To be honest, none of this sounds very “2.0” to me. Googlezon et al have been offering web service based, free for re-use access to their data for years. “2.0 Culture” descriptions tend to include an “architecture of participation”; providing means for ‘users’ to become ‘producers’, to correct information and contribute their own – the OpenStreetmap model, where geospatial data becomes a kind of collective work. When the OS starts to take this idea seriously, perhaps I’ll believe it’s reached the 21st century 😉
Tom deserves a better response than you’re offering: how can his cohorts at MySociety come up with a good proposal for use of OS data, unless they can find out what’s in it?
Yes we will in due course do both WMS and WFS, in fact we already use WMS for most of our internal systems.
Don’t know how we would license this – what do you think ?
Yes OK this maybe not very 2.0 for much of the industry, but for the OS a move in this direction I would argue would be significant.
Tom, I’m waiting for your call.. lets see what we can do.
I stumbled onto your blog and found it interesting for the forward thinking for a “public sector guy” and hope that you dont feel offended by that.
Now, even though the “Oil Tanker” is capable of shipping the oil to the far away lands. But, still it is shipping oil unknown of the real understanding of what is it carrying as it does not understand the type of fuel that a consumer needs to fill in his car.
This is synomomynous of the old world style of marketing out of the bag. “I have this all, tell me when to stop”
The newer philosophy of customer centricity may be a guide for the next generation of “Oil Business”.
Probably, it would mean building a business partner network, with consumer as a part of the network, you can build solutions that it actually needs.

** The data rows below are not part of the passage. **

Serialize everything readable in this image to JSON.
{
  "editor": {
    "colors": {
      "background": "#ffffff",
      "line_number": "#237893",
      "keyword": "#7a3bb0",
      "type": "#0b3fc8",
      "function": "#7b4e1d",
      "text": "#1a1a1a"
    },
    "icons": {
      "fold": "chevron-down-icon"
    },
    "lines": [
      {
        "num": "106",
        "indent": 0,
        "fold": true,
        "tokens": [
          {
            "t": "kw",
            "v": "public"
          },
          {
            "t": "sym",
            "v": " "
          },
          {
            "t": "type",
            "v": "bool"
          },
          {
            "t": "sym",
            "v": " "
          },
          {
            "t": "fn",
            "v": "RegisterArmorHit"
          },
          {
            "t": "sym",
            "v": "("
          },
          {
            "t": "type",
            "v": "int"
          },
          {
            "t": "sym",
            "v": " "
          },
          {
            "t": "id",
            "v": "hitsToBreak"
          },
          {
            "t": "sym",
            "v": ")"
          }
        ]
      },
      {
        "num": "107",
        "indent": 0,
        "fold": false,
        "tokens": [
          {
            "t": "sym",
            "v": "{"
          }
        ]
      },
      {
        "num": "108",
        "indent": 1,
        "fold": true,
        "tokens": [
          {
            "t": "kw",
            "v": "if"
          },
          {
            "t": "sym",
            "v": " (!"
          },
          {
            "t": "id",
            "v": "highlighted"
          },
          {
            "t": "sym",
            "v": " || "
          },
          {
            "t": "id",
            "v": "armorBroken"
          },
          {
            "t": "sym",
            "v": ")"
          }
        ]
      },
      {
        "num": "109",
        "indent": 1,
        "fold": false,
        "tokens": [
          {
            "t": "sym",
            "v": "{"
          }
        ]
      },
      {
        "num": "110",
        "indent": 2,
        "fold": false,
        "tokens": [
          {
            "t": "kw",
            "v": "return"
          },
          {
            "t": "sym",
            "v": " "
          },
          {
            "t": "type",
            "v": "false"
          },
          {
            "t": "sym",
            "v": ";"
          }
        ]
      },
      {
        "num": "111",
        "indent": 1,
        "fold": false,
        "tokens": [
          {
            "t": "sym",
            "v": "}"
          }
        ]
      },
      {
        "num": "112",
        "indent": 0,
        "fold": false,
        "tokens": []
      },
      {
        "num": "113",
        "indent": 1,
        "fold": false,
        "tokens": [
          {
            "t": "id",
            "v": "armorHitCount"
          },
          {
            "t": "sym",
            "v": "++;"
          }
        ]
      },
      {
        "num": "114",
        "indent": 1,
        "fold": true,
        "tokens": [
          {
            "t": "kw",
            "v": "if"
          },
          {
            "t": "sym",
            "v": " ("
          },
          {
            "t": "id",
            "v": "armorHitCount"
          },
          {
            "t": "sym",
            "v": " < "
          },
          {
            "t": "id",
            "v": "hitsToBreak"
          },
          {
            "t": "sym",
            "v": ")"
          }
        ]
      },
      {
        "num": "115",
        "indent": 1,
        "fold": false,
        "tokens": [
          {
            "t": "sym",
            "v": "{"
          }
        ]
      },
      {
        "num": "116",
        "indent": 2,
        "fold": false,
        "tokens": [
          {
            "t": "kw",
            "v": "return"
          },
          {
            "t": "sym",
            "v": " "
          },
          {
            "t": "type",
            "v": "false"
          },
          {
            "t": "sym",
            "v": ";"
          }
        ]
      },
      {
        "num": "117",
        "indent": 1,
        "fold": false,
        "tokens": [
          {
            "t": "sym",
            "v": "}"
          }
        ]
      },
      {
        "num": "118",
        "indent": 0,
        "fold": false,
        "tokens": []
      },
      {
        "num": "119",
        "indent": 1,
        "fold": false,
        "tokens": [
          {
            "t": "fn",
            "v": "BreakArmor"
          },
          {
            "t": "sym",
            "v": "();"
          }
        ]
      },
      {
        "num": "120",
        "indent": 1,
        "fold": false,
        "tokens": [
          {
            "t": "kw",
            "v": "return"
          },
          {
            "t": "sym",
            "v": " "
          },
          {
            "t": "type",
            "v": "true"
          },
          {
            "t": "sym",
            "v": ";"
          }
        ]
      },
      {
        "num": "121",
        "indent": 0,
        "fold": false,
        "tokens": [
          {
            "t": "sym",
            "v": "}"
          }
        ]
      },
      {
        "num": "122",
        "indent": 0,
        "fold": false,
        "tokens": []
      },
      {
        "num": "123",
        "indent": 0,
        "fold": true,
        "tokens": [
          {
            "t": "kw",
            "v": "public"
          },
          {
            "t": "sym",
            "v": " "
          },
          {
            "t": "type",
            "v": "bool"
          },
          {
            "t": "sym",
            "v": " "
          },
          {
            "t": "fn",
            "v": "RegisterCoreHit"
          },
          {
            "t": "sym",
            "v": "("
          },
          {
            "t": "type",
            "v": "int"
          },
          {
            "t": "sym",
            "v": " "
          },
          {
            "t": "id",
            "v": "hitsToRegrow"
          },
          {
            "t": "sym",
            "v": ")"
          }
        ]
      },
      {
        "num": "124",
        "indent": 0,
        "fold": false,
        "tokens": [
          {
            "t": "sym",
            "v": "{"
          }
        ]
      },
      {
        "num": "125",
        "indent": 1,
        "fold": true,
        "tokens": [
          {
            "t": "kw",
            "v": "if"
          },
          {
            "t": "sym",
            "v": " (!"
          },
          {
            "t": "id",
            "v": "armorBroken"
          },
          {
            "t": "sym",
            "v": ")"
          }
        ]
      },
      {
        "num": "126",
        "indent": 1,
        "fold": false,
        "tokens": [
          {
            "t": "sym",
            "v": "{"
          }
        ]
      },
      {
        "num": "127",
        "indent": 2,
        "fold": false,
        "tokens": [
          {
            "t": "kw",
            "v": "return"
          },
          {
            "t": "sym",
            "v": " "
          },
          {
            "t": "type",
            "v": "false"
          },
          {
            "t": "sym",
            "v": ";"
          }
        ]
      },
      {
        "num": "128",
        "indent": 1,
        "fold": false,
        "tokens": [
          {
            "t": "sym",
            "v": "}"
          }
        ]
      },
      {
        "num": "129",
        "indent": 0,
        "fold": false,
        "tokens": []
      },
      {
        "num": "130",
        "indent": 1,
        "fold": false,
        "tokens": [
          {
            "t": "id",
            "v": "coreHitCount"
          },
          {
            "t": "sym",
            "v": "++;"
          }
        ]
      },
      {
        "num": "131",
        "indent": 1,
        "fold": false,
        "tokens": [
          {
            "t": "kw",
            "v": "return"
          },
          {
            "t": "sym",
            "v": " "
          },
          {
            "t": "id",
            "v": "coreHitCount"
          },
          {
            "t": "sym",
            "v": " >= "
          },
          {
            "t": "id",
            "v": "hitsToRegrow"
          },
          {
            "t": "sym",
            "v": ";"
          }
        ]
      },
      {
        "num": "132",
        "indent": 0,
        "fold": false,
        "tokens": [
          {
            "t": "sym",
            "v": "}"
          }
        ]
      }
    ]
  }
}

And by consumer I mean the corporates who can exploit this data better.
This may inturn warrant looking for data from ground from scratch.
[…] the civil service code, and breaching the Official Secrets Act based on the contents of this blog… Yes really […]
[…] The data.gov.uk portal also represents a huge shift in mindset for government in the UK, I’m very proud of a letter which I received while working at the Ordnance Survey almost accusing me of sedition and threatening me with the official secrets act for blogging and suggesting the OS could make data more widely accessible. […]
Thanks Ed – I had similar days of pain and frustration and then elation while I spent 17 years working at USGS. The data is wonderful but sometimes the portals are challenging to use. Thank you.